A year later, in 2016, the Middle East would retain its world title in Elite Mens football in Croke Park, and add the World Games Hurling title to its list of honours. And this time the Middle East Board would count both its Chairperson and Secretary from the Naomh Alee GAA Club in Riyadh. Added to this, the Riyadh club could count two more players representing the club and the Middle East in World Games competition.
From near extinction in the wilderness years of 2003 to 2009 – to Top of the GAA World in 2016 - Naomh Alee had survived – and thrived.
In the domestic realm of Middle East Competition, it was the time for ‘na Cailini’ to shine.
2016, ‘17 and ’18 saw a new confidence emerge among the LGFA community in Riyadh, with immeasurable progress and progressive tournament wins.
But that elusive Middle East League title and Middle East championship eluded the lasses. Up until the 2017/18 season that is.
In the 2017/18 season, a remarkable sequence of games, running 22 games undefeated secured not one, but both League and Championship honours for the Naomh Alee girls – invincible in that season. And while not all seasons will be this way, it is illustrative of what focus, effort, ambition and no little skill can deliver.
With all games played ‘away from home’ because of the challenges for other clubs to enter Saudi Arabia, extensive travel - covering over 90,000 man miles in a season, was required. But this has NEVER been suggested, even once, by players or club officials as a reason to stand aside. It is what it is. We will endure, we will progress…we will grow.
Now in our Jubilee Year, with another Middle East GAA season completed, the oldest GAA club in the Middle East has secured yet more competition wins for both the men and women of Riyadh in the 2018/19 season. This season, five more pieces of Silverware made their way back to Saudi Arabia – two in men’s football, two in ladies football and one handball - from among the toughest of GAA competition outside of Ireland.

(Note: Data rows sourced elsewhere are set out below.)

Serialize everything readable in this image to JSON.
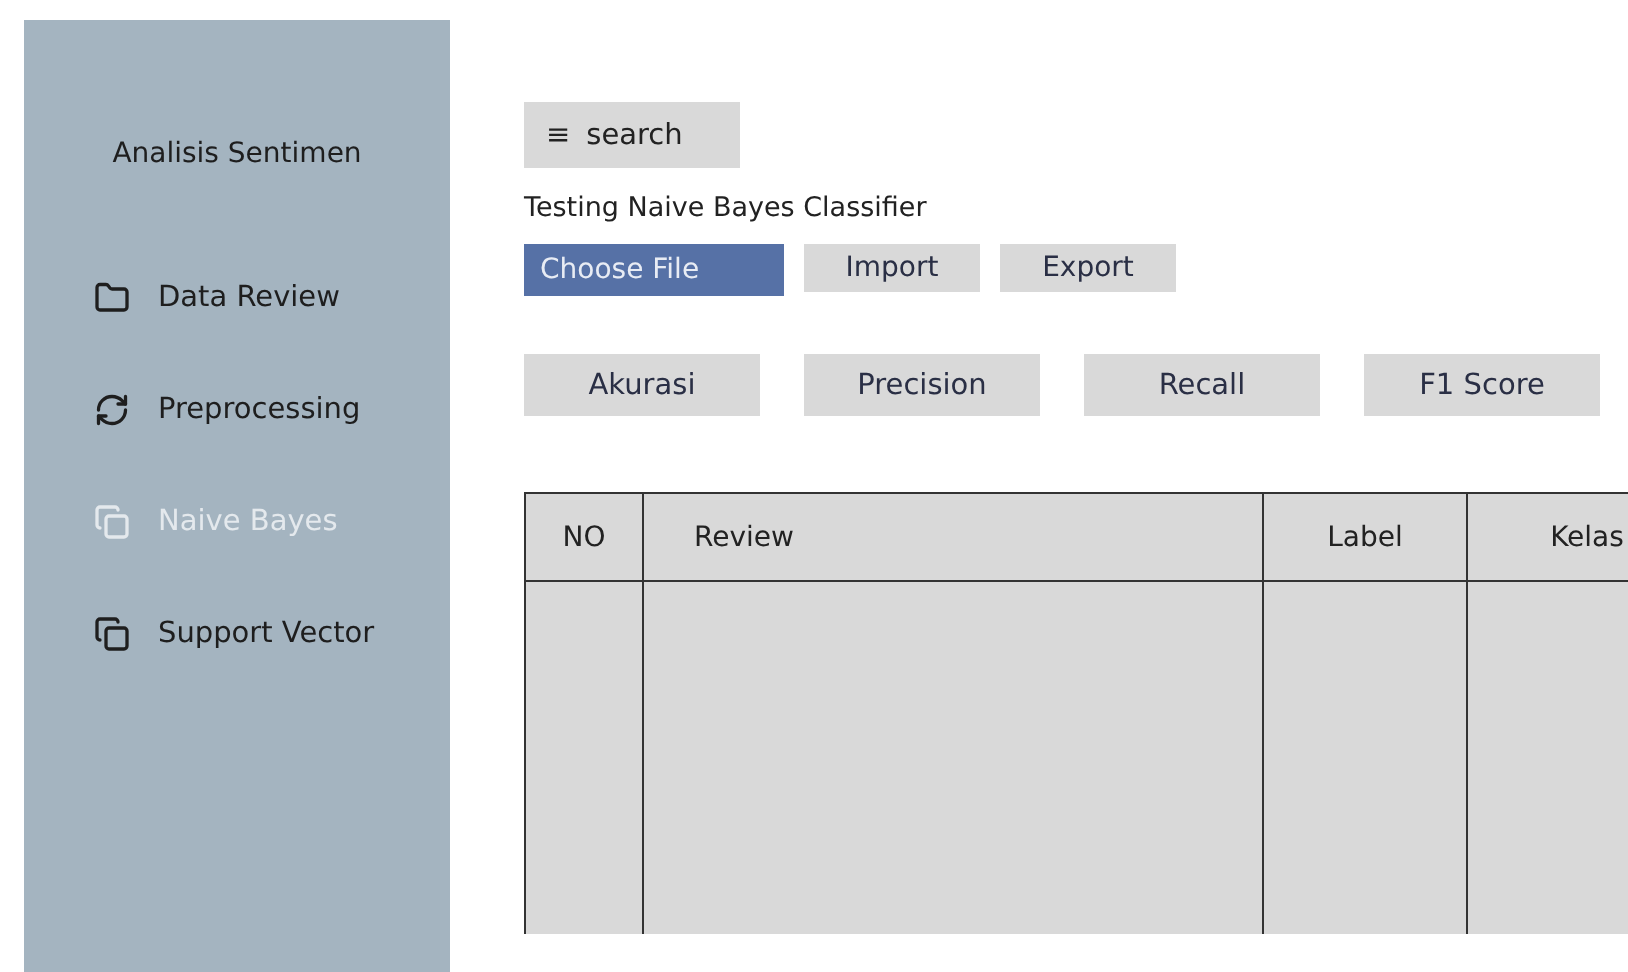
{
  "sidebar": {
    "title": "Analisis Sentimen",
    "items": [
      {
        "label": "Data Review",
        "selected": false
      },
      {
        "label": "Preprocessing",
        "selected": false
      },
      {
        "label": "Naive Bayes",
        "selected": true
      },
      {
        "label": "Support Vector",
        "selected": false
      }
    ]
  },
  "search": {
    "icon": "≡",
    "label": "search"
  },
  "heading": "Testing Naive Bayes Classifier",
  "file_buttons": [
    {
      "label": "Choose File",
      "kind": "primary"
    },
    {
      "label": "Import",
      "kind": "plain"
    },
    {
      "label": "Export",
      "kind": "plain"
    }
  ],
  "metric_buttons": [
    "Akurasi",
    "Precision",
    "Recall",
    "F1 Score"
  ],
  "table": {
    "columns": [
      "NO",
      "Review",
      "Label",
      "Kelas"
    ]
  }
}
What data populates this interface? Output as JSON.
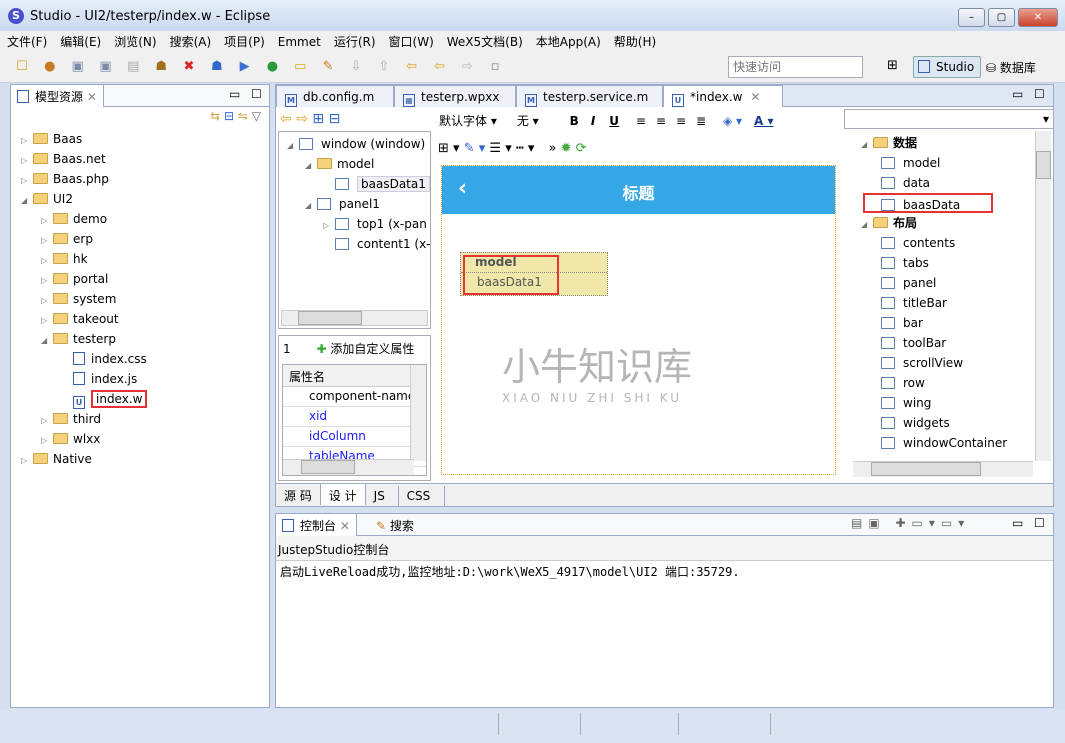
{
  "window": {
    "title": "Studio - UI2/testerp/index.w - Eclipse",
    "app_icon": "S"
  },
  "menu": [
    "文件(F)",
    "编辑(E)",
    "浏览(N)",
    "搜索(A)",
    "项目(P)",
    "Emmet",
    "运行(R)",
    "窗口(W)",
    "WeX5文档(B)",
    "本地App(A)",
    "帮助(H)"
  ],
  "toolbar": {
    "quick_access_placeholder": "快速访问",
    "perspective_studio": "Studio",
    "perspective_db": "数据库"
  },
  "left_panel": {
    "title": "模型资源",
    "tree": [
      {
        "label": "Baas",
        "level": 0,
        "expanded": false
      },
      {
        "label": "Baas.net",
        "level": 0,
        "expanded": false
      },
      {
        "label": "Baas.php",
        "level": 0,
        "expanded": false
      },
      {
        "label": "UI2",
        "level": 0,
        "expanded": true
      },
      {
        "label": "demo",
        "level": 1,
        "expanded": false
      },
      {
        "label": "erp",
        "level": 1,
        "expanded": false
      },
      {
        "label": "hk",
        "level": 1,
        "expanded": false
      },
      {
        "label": "portal",
        "level": 1,
        "expanded": false
      },
      {
        "label": "system",
        "level": 1,
        "expanded": false
      },
      {
        "label": "takeout",
        "level": 1,
        "expanded": false
      },
      {
        "label": "testerp",
        "level": 1,
        "expanded": true
      },
      {
        "label": "index.css",
        "level": 2,
        "file": true
      },
      {
        "label": "index.js",
        "level": 2,
        "file": true
      },
      {
        "label": "index.w",
        "level": 2,
        "file": true,
        "highlighted": true
      },
      {
        "label": "third",
        "level": 1,
        "expanded": false
      },
      {
        "label": "wlxx",
        "level": 1,
        "expanded": false
      },
      {
        "label": "Native",
        "level": 0,
        "expanded": false
      }
    ]
  },
  "editor": {
    "tabs": [
      {
        "label": "db.config.m"
      },
      {
        "label": "testerp.wpxx"
      },
      {
        "label": "testerp.service.m"
      },
      {
        "label": "*index.w",
        "active": true
      }
    ],
    "font_select": "默认字体",
    "size_select": "无",
    "outline": [
      {
        "label": "window (window)",
        "level": 0
      },
      {
        "label": "model",
        "level": 1
      },
      {
        "label": "baasData1",
        "level": 2,
        "selected": true
      },
      {
        "label": "panel1",
        "level": 1
      },
      {
        "label": "top1 (x-pan",
        "level": 2
      },
      {
        "label": "content1 (x-",
        "level": 2
      }
    ],
    "props": {
      "tab_num": "1",
      "add_custom": "添加自定义属性",
      "header": "属性名",
      "rows": [
        "component-name",
        "xid",
        "idColumn",
        "tableName"
      ]
    },
    "canvas": {
      "title": "标题",
      "back_icon": "chevron-left",
      "model_label": "model",
      "data_label": "baasData1",
      "accent": "#35a7e6"
    },
    "bottom_tabs": [
      "源 码",
      "设 计",
      "JS",
      "CSS"
    ]
  },
  "palette": {
    "groups": [
      {
        "label": "数据",
        "items": [
          "model",
          "data",
          "baasData"
        ]
      },
      {
        "label": "布局",
        "items": [
          "contents",
          "tabs",
          "panel",
          "titleBar",
          "bar",
          "toolBar",
          "scrollView",
          "row",
          "wing",
          "widgets",
          "windowContainer"
        ]
      }
    ],
    "highlighted": "baasData"
  },
  "console": {
    "tabs": [
      "控制台",
      "搜索"
    ],
    "title": "JustepStudio控制台",
    "output": "启动LiveReload成功,监控地址:D:\\work\\WeX5_4917\\model\\UI2 端口:35729."
  },
  "watermark": {
    "cn": "小牛知识库",
    "en": "XIAO NIU ZHI SHI KU"
  }
}
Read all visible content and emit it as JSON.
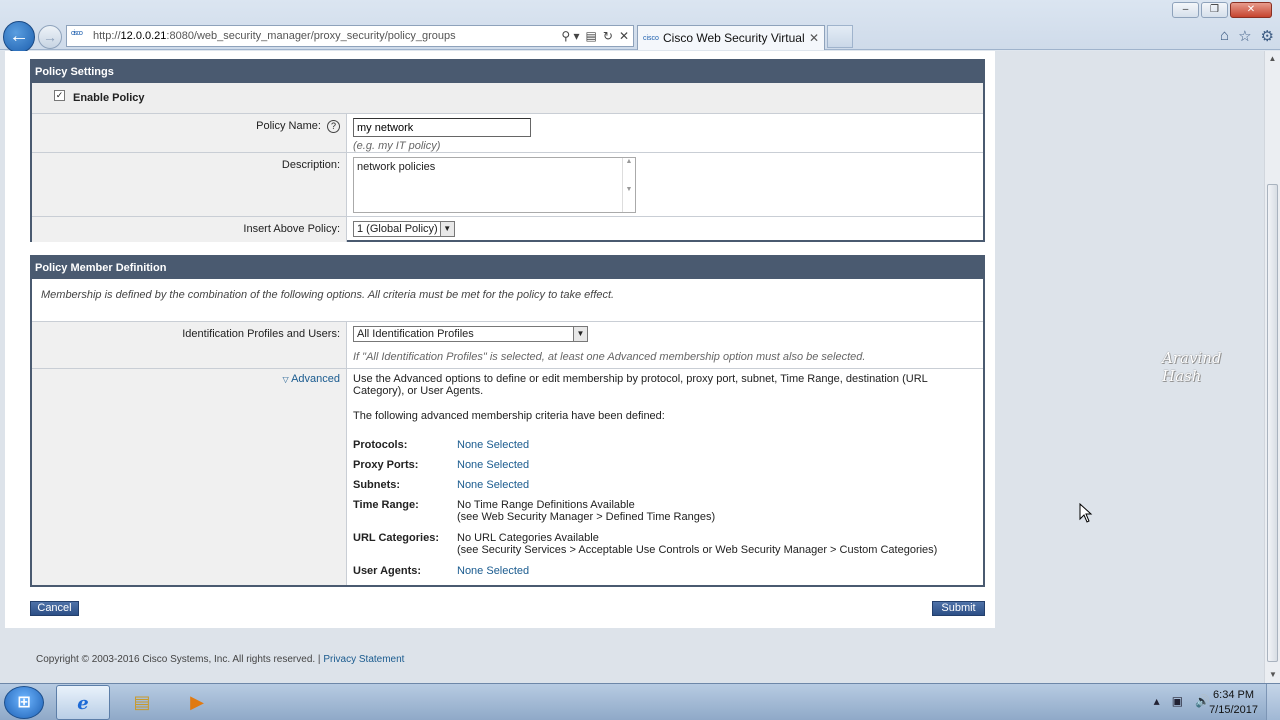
{
  "browser": {
    "url_prefix": "http://",
    "url_host": "12.0.0.21",
    "url_rest": ":8080/web_security_manager/proxy_security/policy_groups",
    "tab_title": "Cisco Web Security Virtual ...",
    "favicon_text": "cisco",
    "back_glyph": "←",
    "forward_glyph": "→",
    "tab_close": "✕",
    "address_tools": [
      "⚲ ▾",
      "▤",
      "↻",
      "✕"
    ],
    "right_icons": [
      "home-icon",
      "star-icon",
      "gear-icon"
    ],
    "right_icon_glyphs": [
      "⌂",
      "☆",
      "⚙"
    ],
    "window_buttons": [
      "–",
      "❐",
      "✕"
    ]
  },
  "policy_settings": {
    "header": "Policy Settings",
    "enable_label": "Enable Policy",
    "enable_checked": true,
    "name_label": "Policy Name:",
    "help_glyph": "?",
    "name_value": "my network",
    "name_hint": "(e.g. my IT policy)",
    "description_label": "Description:",
    "description_value": "network policies",
    "insert_label": "Insert Above Policy:",
    "insert_value": "1 (Global Policy)"
  },
  "member_definition": {
    "header": "Policy Member Definition",
    "intro": "Membership is defined by the combination of the following options. All criteria must be met for the policy to take effect.",
    "id_label": "Identification Profiles and Users:",
    "id_value": "All Identification Profiles",
    "id_hint": "If \"All Identification Profiles\" is selected, at least one Advanced membership option must also be selected.",
    "advanced_label": "Advanced",
    "advanced_text": "Use the Advanced options to define or edit membership by protocol, proxy port, subnet, Time Range, destination (URL Category), or User Agents.",
    "defined_text": "The following advanced membership criteria have been defined:",
    "criteria": [
      {
        "key": "Protocols:",
        "value": "None Selected",
        "link": true
      },
      {
        "key": "Proxy Ports:",
        "value": "None Selected",
        "link": true
      },
      {
        "key": "Subnets:",
        "value": "None Selected",
        "link": true
      },
      {
        "key": "Time Range:",
        "value": "No Time Range Definitions Available",
        "sub": "(see Web Security Manager > Defined Time Ranges)",
        "link": false
      },
      {
        "key": "URL Categories:",
        "value": "No URL Categories Available",
        "sub": "(see Security Services > Acceptable Use Controls or Web Security Manager > Custom Categories)",
        "link": false
      },
      {
        "key": "User Agents:",
        "value": "None Selected",
        "link": true
      }
    ]
  },
  "actions": {
    "cancel_label": "Cancel",
    "submit_label": "Submit"
  },
  "footer": {
    "copyright": "Copyright © 2003-2016 Cisco Systems, Inc. All rights reserved. | ",
    "privacy_link": "Privacy Statement"
  },
  "watermark": "Aravind Hash",
  "taskbar": {
    "start_glyph": "⊞",
    "items": [
      "ie-icon",
      "folder-icon",
      "media-player-icon"
    ],
    "item_glyphs": [
      "e",
      "▤",
      "▶"
    ],
    "tray_icons": [
      "show-hidden-icons",
      "network-icon",
      "volume-icon"
    ],
    "tray_glyphs": [
      "▴",
      "▣",
      "🔊"
    ],
    "time": "6:34 PM",
    "date": "7/15/2017"
  },
  "colors": {
    "section_header": "#4a5a70",
    "link": "#1a5b8f",
    "button": "#2c4f86"
  }
}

To this end, the club has fostered, developed and been instrumental in delivering the first GAA Handball competition in the Middle East. Now, in Jubilee year, we turn our attention back to its roots and toward re-establishing Hurling and Camogie as core components of this historical club
And not forgetting the youth - the Naomh Alee GAA Academy, supported by DCU - now in its sixth year of operation – and a staple engagement for Irish, Lebanese, Sri-Lankan, Saudi, British, Malay, Canadian, Spanish and the many more young nationalities who attend at Pairc Ishbilia.
In April and May 2019, the Gaels of Naomh Alee hosted An Iar Uachtaran Aogan O’Fearghail and Tomas Mulcahy as we celebrated 25 years of the oldest GAA Club in the Middle East. In July 2019, those celebrations travelled home to Ireland – to Dublin, hosting GAA presidents, GAA All-Stars and Ambassadors alike. After this, we returned to Riyadh, to prepare ourselves for the next quarter century of Gaelic Games in the home of the Prophet Mohammed.
In the meantime, the Naomh Alee GAA players will continue their preparationsfor the nest season of Middle East League games in the hot, dry climate of the Arabian Desert.